The one thing to be aware of is citrus. Citrus is very acidic and can hurt/kill the yeast. Yeast is usually happy within a slightly acidic environment of about 4-5.5. The pH of the cider (and beer) will become more acidic (fall) as alcohol is formed. If using a more acidic fruit, any edible alkaline can be used (baking soda for example). If you’re trying to balance pH though, due so cautiously as the juice can be ruined permanently. Of course the juice can be watered down as well, but this will of course affect the gravity and therefore alcohol content. It can affect taste as well.
Of course if you’re trying to get the right pH, get some pH testing strips from your brew supplier.
In regards to yeast, like with beer, any yeast will do the job, but different yeasts will leave different flavours. Wine yeasts are typically better at higher alcohol brews, leave a cleaner taste, but can take a bit longer to ferment. A beer yeast will leave yeastier flavours, be a bit quicker, and will generally only be applicable for lower alcohols.
Anyway, generally cider has an apple or pear base and may have some other flavours thrown in for good measure. Different types of apples or pears will give different flavours. Some apples are more tart, some are more sweet, some a juicer, etc. The ciders I’ve made so far use Golden Delicious apples, which generally are quite juicy and have quite a bit of sugar.
There are literally hundreds of apple varieties as seen here or on Wikipedia. Of course what apples you have access to will depend on where you are, so experiment. If you’re keen to make some interesting flavours, buy a few different types of apples (or pears), chop them up, and have a taste! Remember: putting different varieties of apples and/or pears into them same cider is completely encouraged.
Finally, I’ve read different reports on how many apples one needs to get a litre juice, and they’re all very different. Some sources quote one kilogram of apples for one kilogram of juice, others quote two kilograms, others discuss how many gallons of juice you’ll get from a bushel, which just leads to annoying unit conversions. Long story short, it’s dependent on the apple variety and how the juicing method. In my experience though, I’ve gotten just under a bit under a litre of juice per kilogram, and then have lost about a litre of liquid through the pasteurization process. Basically, buy more apples than you think you need, and then make more juice than you think you need. I’d start with about 1.5 kilograms of apples per litre of pasteurized juice.

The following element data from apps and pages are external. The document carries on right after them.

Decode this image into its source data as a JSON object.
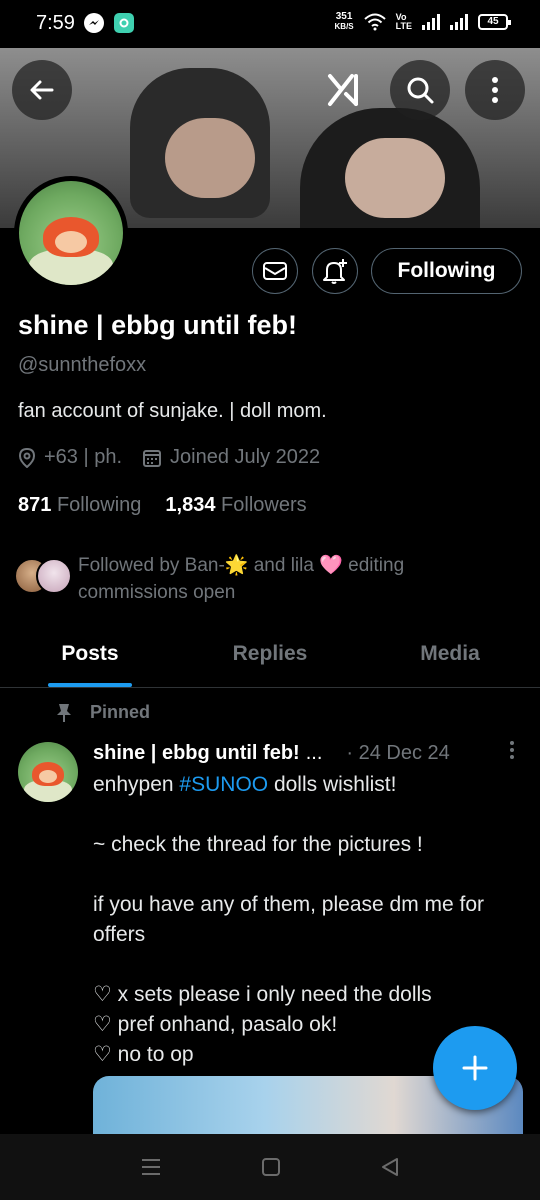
{
  "status_bar": {
    "time": "7:59",
    "speed_value": "351",
    "speed_unit": "KB/S",
    "network_label_top": "Vo",
    "network_label_bottom": "LTE",
    "battery": "45"
  },
  "profile": {
    "display_name": "shine | ebbg until feb!",
    "handle": "@sunnthefoxx",
    "bio": "fan account of sunjake. | doll mom.",
    "location": "+63 | ph.",
    "joined": "Joined July 2022",
    "following_count": "871",
    "following_label": "Following",
    "followers_count": "1,834",
    "followers_label": "Followers",
    "followed_by_text": "Followed by Ban-🌟 and lila 🩷 editing commissions open",
    "follow_button_label": "Following"
  },
  "tabs": [
    {
      "label": "Posts",
      "active": true
    },
    {
      "label": "Replies",
      "active": false
    },
    {
      "label": "Media",
      "active": false
    }
  ],
  "pinned_post": {
    "pinned_label": "Pinned",
    "author": "shine | ebbg until feb!",
    "ellipsis": "...",
    "date": "· 24 Dec 24",
    "body_prefix": "enhypen ",
    "hashtag": "#SUNOO",
    "body_suffix": " dolls wishlist!",
    "lines": [
      "",
      "~ check the thread for the pictures !",
      "",
      "if you have any of them, please dm me for offers",
      "",
      "♡ x sets please i only need the dolls",
      "♡ pref onhand, pasalo ok!",
      "♡ no to op"
    ]
  },
  "colors": {
    "accent": "#1d9bf0",
    "background": "#000000",
    "secondary_text": "#71767b",
    "border": "#2f3336"
  },
  "icons": {
    "back": "arrow-left-icon",
    "grok": "grok-icon",
    "search": "search-icon",
    "more": "more-vertical-icon",
    "message": "mail-icon",
    "notify": "bell-plus-icon",
    "location": "location-pin-icon",
    "calendar": "calendar-icon",
    "pin": "pin-icon",
    "compose": "plus-icon"
  }
}
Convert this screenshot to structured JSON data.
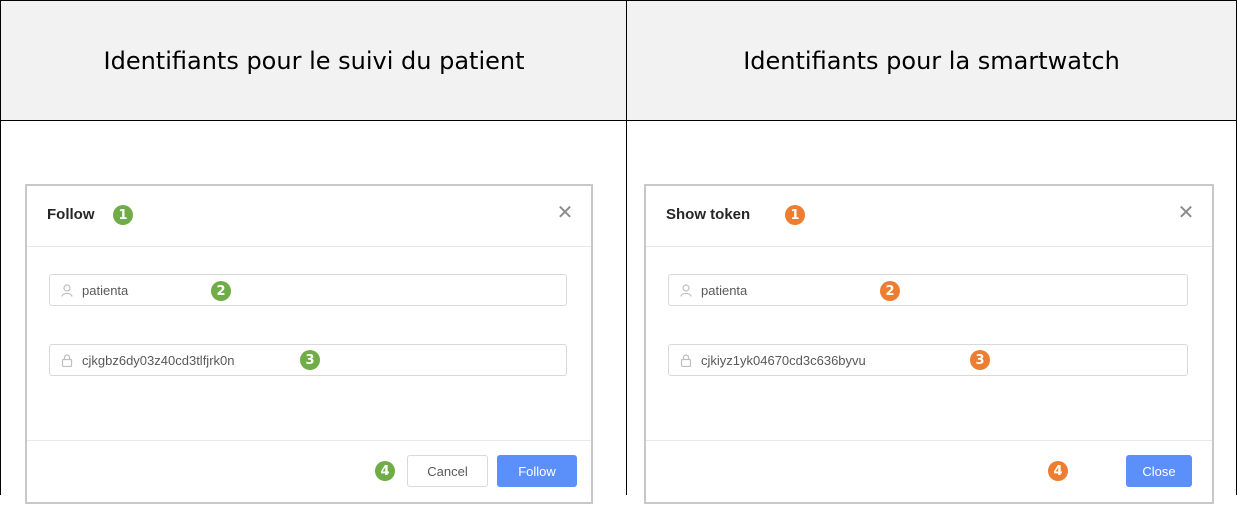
{
  "columns": [
    {
      "header": "Identifiants pour le suivi du patient"
    },
    {
      "header": "Identifiants pour la smartwatch"
    }
  ],
  "follow_modal": {
    "title": "Follow",
    "username": "patienta",
    "token": "cjkgbz6dy03z40cd3tlfjrk0n",
    "cancel_label": "Cancel",
    "follow_label": "Follow",
    "badge_color": "#70ad47",
    "badges": [
      "1",
      "2",
      "3",
      "4"
    ]
  },
  "token_modal": {
    "title": "Show token",
    "username": "patienta",
    "token": "cjkiyz1yk04670cd3c636byvu",
    "close_label": "Close",
    "badge_color": "#ed7d31",
    "badges": [
      "1",
      "2",
      "3",
      "4"
    ]
  },
  "colors": {
    "primary": "#5b8ff9",
    "header_bg": "#f2f2f2"
  }
}
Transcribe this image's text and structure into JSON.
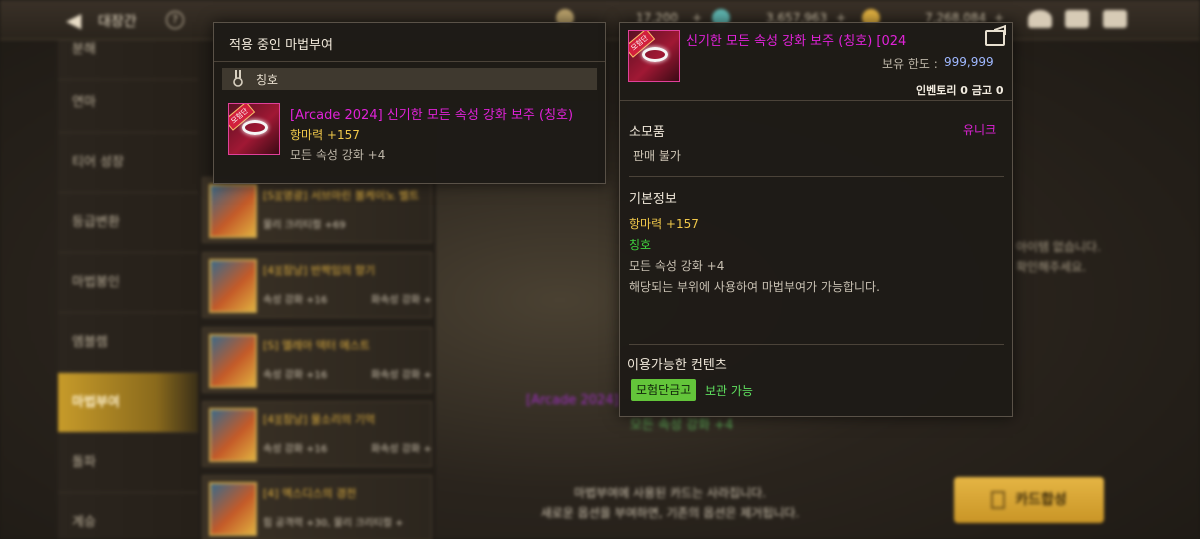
{
  "topbar": {
    "back_icon": "back-arrow-icon",
    "title": "대장간",
    "help_glyph": "?",
    "currencies": [
      {
        "icon": "moon-coin-icon",
        "value": "17,200",
        "color": "#b8a06a"
      },
      {
        "icon": "crystal-icon",
        "value": "3,657,963",
        "color": "#5fb6b0"
      },
      {
        "icon": "gold-coin-icon",
        "value": "7,268,084",
        "color": "#e0b040"
      }
    ],
    "plus_glyph": "+",
    "icons": [
      "forge-icon",
      "mail-icon",
      "chat-icon"
    ]
  },
  "sidebar": {
    "items": [
      {
        "label": "분해"
      },
      {
        "label": "연마"
      },
      {
        "label": "티어 성장"
      },
      {
        "label": "등급변환"
      },
      {
        "label": "마법봉인"
      },
      {
        "label": "엠블렘"
      },
      {
        "label": "마법부여",
        "active": true
      },
      {
        "label": "돌파"
      },
      {
        "label": "계승"
      }
    ]
  },
  "cards": [
    {
      "name": "[S][영광] 서브마린 볼케이노 벨트",
      "opt1": "물리 크리티컬 +69",
      "opt2": ""
    },
    {
      "name": "[4][잠낭] 반짝임의 향기",
      "opt1": "속성 강화 +16",
      "opt2": "화속성 강화 +"
    },
    {
      "name": "[S] 엘레아 덱터 에스트",
      "opt1": "속성 강화 +16",
      "opt2": "화속성 강화 +"
    },
    {
      "name": "[4][잠낭] 물소리의 기억",
      "opt1": "속성 강화 +16",
      "opt2": "화속성 강화 +"
    },
    {
      "name": "[4] 엑스디스의 경전",
      "opt1": "힘 공격력 +30, 물리 크리티컬 +",
      "opt2": ""
    }
  ],
  "center": {
    "ghost_name": "[Arcade 2024]",
    "ghost_stat": "모든 속성 강화 +4",
    "note_line1": "마법부여에 사용된 카드는 사라집니다.",
    "note_line2": "새로운 옵션을 부여하면, 기존의 옵션은 제거됩니다.",
    "right_note1": "아이템 없습니다.",
    "right_note2": "확인해주세요.",
    "combine_button": "카드합성"
  },
  "current_enchant": {
    "title": "적용 중인 마법부여",
    "slot_icon": "medal-icon",
    "slot_label": "칭호",
    "item_icon": "title-ring-icon",
    "item_ribbon": "모험단",
    "item_name": "[Arcade 2024] 신기한 모든 속성 강화 보주 (칭호)",
    "stat_main": "항마력 +157",
    "stat_sub": "모든 속성 강화 +4"
  },
  "item_detail": {
    "name_visible": "024] 신기한 모든 속성 강화 보주 (칭호)",
    "icon": "title-ring-icon",
    "ribbon": "모험단",
    "share_icon": "share-icon",
    "limit_label": "보유 한도 :",
    "limit_value": "999,999",
    "inventory": "인벤토리 0 금고 0",
    "type": "소모품",
    "rarity": "유니크",
    "sellable": "판매 불가",
    "basic_info_title": "기본정보",
    "basic_lines": [
      "항마력 +157",
      "칭호",
      "모든 속성 강화 +4",
      "해당되는 부위에 사용하여 마법부여가 가능합니다."
    ],
    "content_title": "이용가능한 컨텐츠",
    "content_badge": "모험단금고",
    "content_status": "보관 가능"
  },
  "colors": {
    "unique": "#e022d8",
    "stat_gold": "#f0c84a",
    "stat_green": "#3fd23f",
    "accent_gold": "#c99526"
  }
}
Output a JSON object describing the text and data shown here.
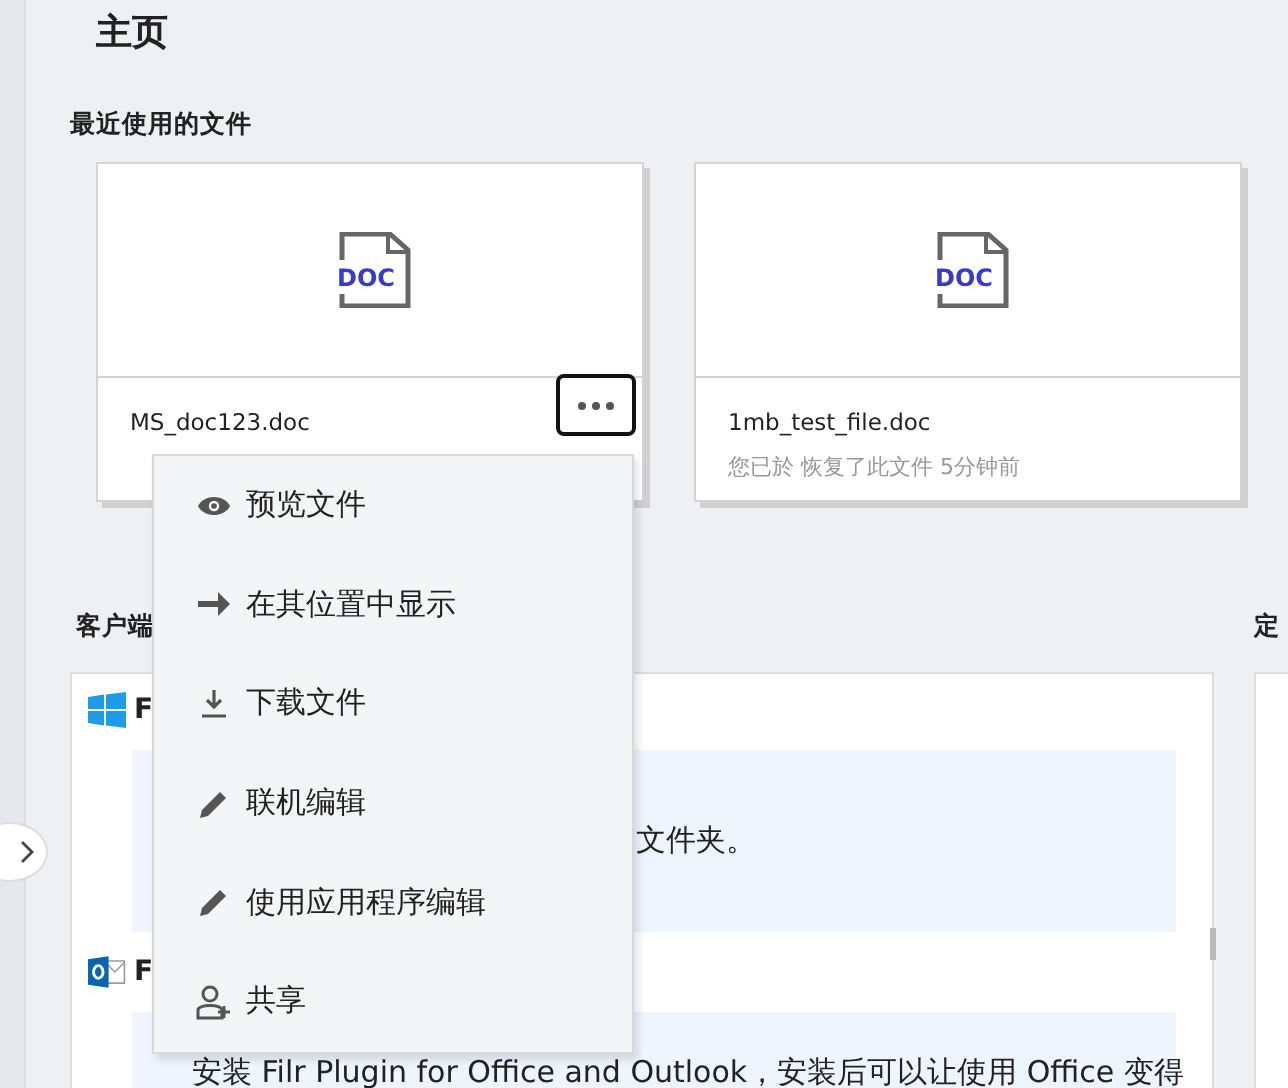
{
  "page": {
    "title": "主页"
  },
  "recent_files": {
    "heading": "最近使用的文件",
    "files": [
      {
        "name": "MS_doc123.doc",
        "type_label": "DOC",
        "menu_open": true
      },
      {
        "name": "1mb_test_file.doc",
        "type_label": "DOC",
        "activity": "您已於 恢复了此文件 5分钟前",
        "menu_open": false
      }
    ]
  },
  "context_menu": {
    "items": [
      {
        "kind": "preview",
        "label": "预览文件"
      },
      {
        "kind": "locate",
        "label": "在其位置中显示"
      },
      {
        "kind": "download",
        "label": "下载文件"
      },
      {
        "kind": "edit",
        "label": "联机编辑"
      },
      {
        "kind": "edit",
        "label": "使用应用程序编辑"
      },
      {
        "kind": "share",
        "label": "共享"
      }
    ]
  },
  "clients": {
    "heading": "客户端",
    "panels": [
      {
        "kind": "windows",
        "title": "F",
        "text": "文件夹。"
      },
      {
        "kind": "outlook",
        "title": "F",
        "text": "安装 Filr Plugin for Office and Outlook，安装后可以让使用 Office 变得"
      }
    ]
  },
  "right_section": {
    "heading": "定"
  }
}
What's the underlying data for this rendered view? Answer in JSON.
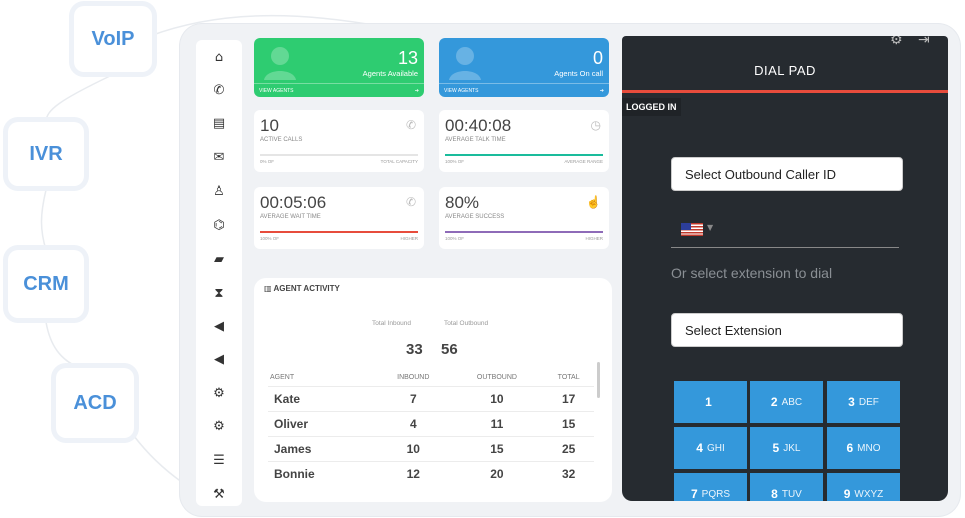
{
  "feature_tags": [
    "VoIP",
    "IVR",
    "CRM",
    "ACD"
  ],
  "sidebar": {
    "icons": [
      "home-icon",
      "phone-icon",
      "chat-icon",
      "mail-icon",
      "user-icon",
      "tag-icon",
      "folder-icon",
      "hourglass-icon",
      "megaphone-icon",
      "megaphone-icon",
      "settings-icon",
      "settings-icon",
      "list-icon",
      "wrench-icon"
    ]
  },
  "cards": {
    "agents_available": {
      "value": "13",
      "label": "Agents Available",
      "link": "VIEW AGENTS"
    },
    "agents_on_call": {
      "value": "0",
      "label": "Agents On call",
      "link": "VIEW AGENTS"
    },
    "active_calls": {
      "value": "10",
      "label": "ACTIVE CALLS",
      "foot_left": "0% OF",
      "foot_right": "TOTAL CAPACITY",
      "progress": 0.0,
      "color": "#cccccc"
    },
    "avg_talk_time": {
      "value": "00:40:08",
      "label": "AVERAGE TALK TIME",
      "foot_left": "100% OF",
      "foot_right": "AVERAGE RANGE",
      "progress": 1.0,
      "color": "#1abc9c"
    },
    "avg_wait_time": {
      "value": "00:05:06",
      "label": "AVERAGE WAIT TIME",
      "foot_left": "100% OF",
      "foot_right": "HIGHER",
      "progress": 1.0,
      "color": "#e74c3c"
    },
    "avg_success": {
      "value": "80%",
      "label": "AVERAGE SUCCESS",
      "foot_left": "100% OF",
      "foot_right": "HIGHER",
      "progress": 1.0,
      "color": "#8e6bb8"
    }
  },
  "activity": {
    "title": "AGENT ACTIVITY",
    "total_inbound_label": "Total Inbound",
    "total_outbound_label": "Total Outbound",
    "total_inbound": "33",
    "total_outbound": "56",
    "columns": [
      "AGENT",
      "INBOUND",
      "OUTBOUND",
      "TOTAL"
    ],
    "rows": [
      [
        "Kate",
        "7",
        "10",
        "17"
      ],
      [
        "Oliver",
        "4",
        "11",
        "15"
      ],
      [
        "James",
        "10",
        "15",
        "25"
      ],
      [
        "Bonnie",
        "12",
        "20",
        "32"
      ]
    ]
  },
  "dialpad": {
    "title": "DIAL PAD",
    "status": "LOGGED IN",
    "caller_id_placeholder": "Select Outbound Caller ID",
    "or_text": "Or select extension to dial",
    "extension_placeholder": "Select Extension",
    "keys": [
      {
        "num": "1",
        "letters": ""
      },
      {
        "num": "2",
        "letters": "ABC"
      },
      {
        "num": "3",
        "letters": "DEF"
      },
      {
        "num": "4",
        "letters": "GHI"
      },
      {
        "num": "5",
        "letters": "JKL"
      },
      {
        "num": "6",
        "letters": "MNO"
      },
      {
        "num": "7",
        "letters": "PQRS"
      },
      {
        "num": "8",
        "letters": "TUV"
      },
      {
        "num": "9",
        "letters": "WXYZ"
      }
    ]
  },
  "colors": {
    "accent_blue": "#3498db",
    "accent_green": "#2ecc71",
    "dialpad_bg": "#262b30",
    "tag_text": "#4a90d9"
  }
}
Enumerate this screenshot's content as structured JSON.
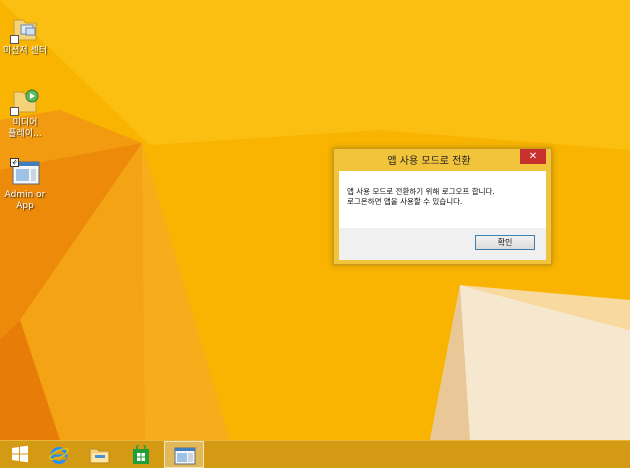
{
  "desktop": {
    "icons": [
      {
        "label": "미션저 센터",
        "icon": "sync-center-folder-icon"
      },
      {
        "label": "미디어\n플레이...",
        "icon": "media-player-folder-icon"
      },
      {
        "label": "Admin or\nApp",
        "icon": "admin-app-window-icon"
      }
    ]
  },
  "dialog": {
    "title": "앱 사용 모드로 전환",
    "close_glyph": "✕",
    "message_line1": "앱 사용 모드로 전환하기 위해 로그오프 합니다.",
    "message_line2": "로그온하면 앱을 사용할 수 있습니다.",
    "ok_label": "확인"
  },
  "taskbar": {
    "items": [
      {
        "icon": "windows-start-icon"
      },
      {
        "icon": "internet-explorer-icon"
      },
      {
        "icon": "file-explorer-icon"
      },
      {
        "icon": "store-icon"
      },
      {
        "icon": "app-window-icon",
        "active": true
      }
    ]
  },
  "colors": {
    "wallpaper": "#f7b000",
    "dialog_frame": "#f1c43c",
    "close_button": "#c7302c",
    "taskbar": "#d49a14"
  }
}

That’s it (for now)! My preference is for beer over cider, and I generally enjoy making beer more than I enjoy making cider, but it’s nice to change things up sometimes.